The good news is you’re not alone. We’re going to explain just what option Greeks are and how they can help you better understand and evaluate the value of an options contract and whether it’s a good investment for you.
What are option Greeks?
In terms of options, Greeks help investors determine the value of an options contract by measuring various factors. Using theoretical options pricing models, investors can use Greeks, such as Delta, Gamma, Theta, Vega, and Rho, to calculate how drastically these factors will affect the price. By understanding Greeks, investors can better determine what options to trade and when to trade them.
Diving into each Greek in more detail, you can learn how each one can help you calculate the value of your options contracts.
Use Delta to determine price change.
Delta measures how much the price of an option is expected to change per every $1 change in the underlying security or index cost. Using a calculated ratio, investors can determine the correlating change of the option’s price per $1 change in the asset.
For example, a Delta of 0.80 means that the price of the option will change $0.80, plus or minus, for every $1 move in the price of that particular stock or index.
A Delta of 0.80 essentially means the option has about an 80 percent chance of expiring in the money.
Use Gamma to gauge the rate of change of Delta.
Gamma is used to determine the rate of change in the Delta per $1 change in the price of the underlying stock. Since the Delta is only valid for a given moment in time, the option’s Gamma will help calculate how much the option’s Delta will likely change.
When a stock moves by $1, the Delta moves in sync according to its value. The previous Delta is no longer accurate. The Delta will then move closer to 1.00 as it is closer to the money.
The Gamma then represents the change in value from the previous Delta to the current Delta. A small Gamma represents an abrupt change in valuation, and a large Gamma indicates a rapid change in Delta.
Theta measures the change in price by time.
Theta measures the change in the price of an option each day it gets closer to expiration. Essentially, Theta helps calculate how much the price of an option should decrease as the contract nears the end.
Because options lose value as the contract nears expiration, Theta can help determine how much the price will drop each day.
Vega makes sense of market volatility.
While Vega is not an actual Greek letter, it can help you estimate how much an option’s price will move when the underlying security or index increases or decreases in volatility.
Overlooking Vega can cause you to overpay for an option. Aim to purchase options whose Vega is below average and sell when Vega is above normal levels.
Rho correlates to interest rates.
Rho measures the predicted change in the price of an option with each whole percentage point change in interest rates. Rho tells you how much the price should rise or fall if the risk-free interest rate of the U.S. Treasury bills increases or decreases.

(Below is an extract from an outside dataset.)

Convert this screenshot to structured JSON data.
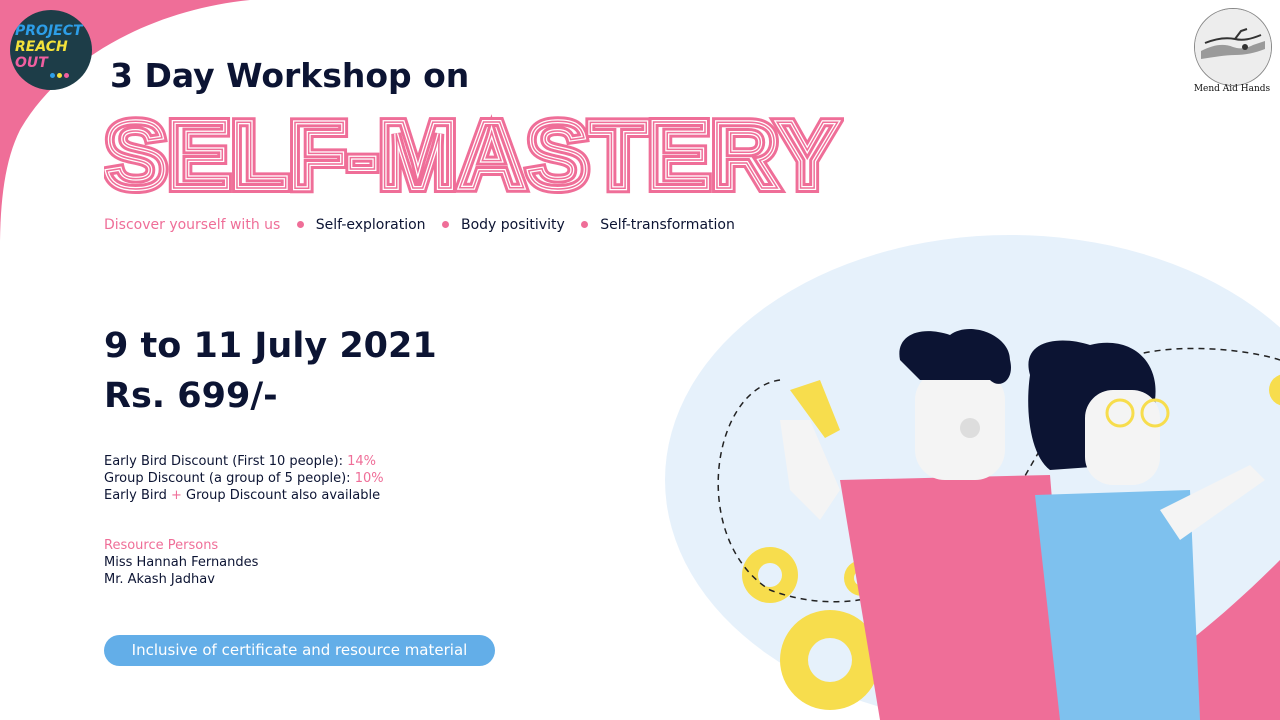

Rho is generally not as consequential in determining the price of an option. However, it should be considered if interest rates are expected to change.